All the recent furore over the comings and goings of Cristiano Ronaldo and his wickedly fast feet reminded me of another great dribbling exponent who is no longer with us, but whose memory serves as a testament to the game and the way people love to see it played.
Sir Stanley Matthews, undoubtedly one of the greats of the game, was thrilling crowds in much the same way Ronaldo does today 70 years ago, but that is where the comparison ends.
Reading up on the great man, I discovered that in 1938 he asked for a transfer from Stoke City, but after a public outcry—including placard bearing protesters outside the ground—he relented and stayed on at the club.
It was a testament to his responsibility to the fans, something that seems to be sadly lacking in the players of today.
Capped 54 times by England he ravaged the back-lines of the world's best sides on his way to some truly outstanding performances and also being the first ever European Footballer of the Year.
Thinking on this, I wondered to myself—what would he have been like using modern equipment? Light as a feather boots and balls, perfectly manicured pitches? Surely he would have been a modern day phenomenon. Comparisons of such things always prove irksome though, so I will not carry on.
With Stoke City taking on the big guns of the Premiership this season I think the old boy would be a happy man seeing his first club back up amongst the high fliers. Interestingly enough, he will be right there, as his ashes are buried under the centre circle of Brittania Stadium.
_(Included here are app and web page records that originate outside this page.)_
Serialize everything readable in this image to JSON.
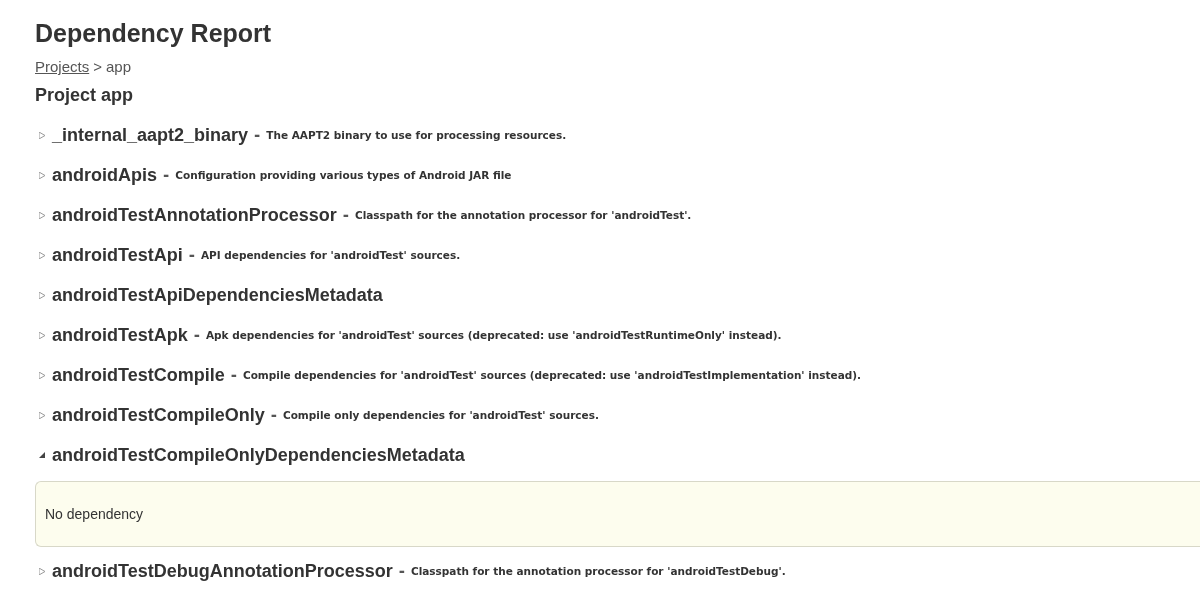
{
  "title": "Dependency Report",
  "breadcrumb": {
    "link": "Projects",
    "separator": ">",
    "current": "app"
  },
  "project_heading": "Project app",
  "configurations": [
    {
      "name": "_internal_aapt2_binary",
      "separator": "-",
      "description": "The AAPT2 binary to use for processing resources.",
      "expanded": false
    },
    {
      "name": "androidApis",
      "separator": "-",
      "description": "Configuration providing various types of Android JAR file",
      "expanded": false
    },
    {
      "name": "androidTestAnnotationProcessor",
      "separator": "-",
      "description": "Classpath for the annotation processor for 'androidTest'.",
      "expanded": false
    },
    {
      "name": "androidTestApi",
      "separator": "-",
      "description": "API dependencies for 'androidTest' sources.",
      "expanded": false
    },
    {
      "name": "androidTestApiDependenciesMetadata",
      "expanded": false
    },
    {
      "name": "androidTestApk",
      "separator": "-",
      "description": "Apk dependencies for 'androidTest' sources (deprecated: use 'androidTestRuntimeOnly' instead).",
      "expanded": false
    },
    {
      "name": "androidTestCompile",
      "separator": "-",
      "description": "Compile dependencies for 'androidTest' sources (deprecated: use 'androidTestImplementation' instead).",
      "expanded": false
    },
    {
      "name": "androidTestCompileOnly",
      "separator": "-",
      "description": "Compile only dependencies for 'androidTest' sources.",
      "expanded": false
    },
    {
      "name": "androidTestCompileOnlyDependenciesMetadata",
      "expanded": true,
      "content": "No dependency"
    },
    {
      "name": "androidTestDebugAnnotationProcessor",
      "separator": "-",
      "description": "Classpath for the annotation processor for 'androidTestDebug'.",
      "expanded": false
    }
  ]
}
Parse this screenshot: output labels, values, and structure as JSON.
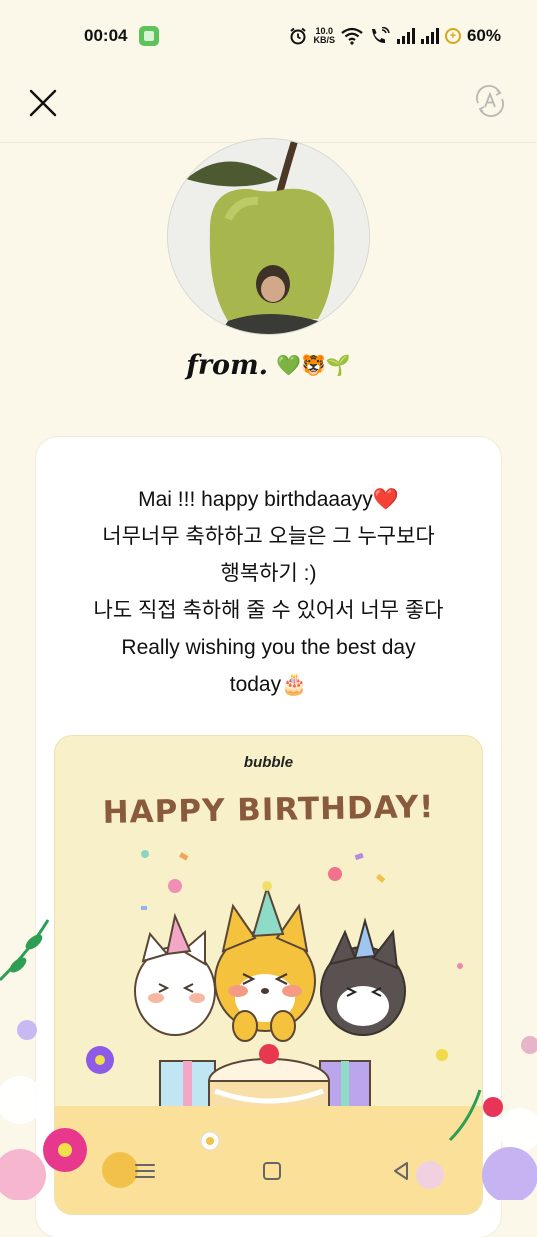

Hopefully for Stoke, the spirit of Sir Stanley will be with them as they take on the seemingly impossible task of a promoted club in the EPL. Here's to Sir Stanley Matthews—may he rest in peace and may fortune smile on his former club. Good luck Stoke City.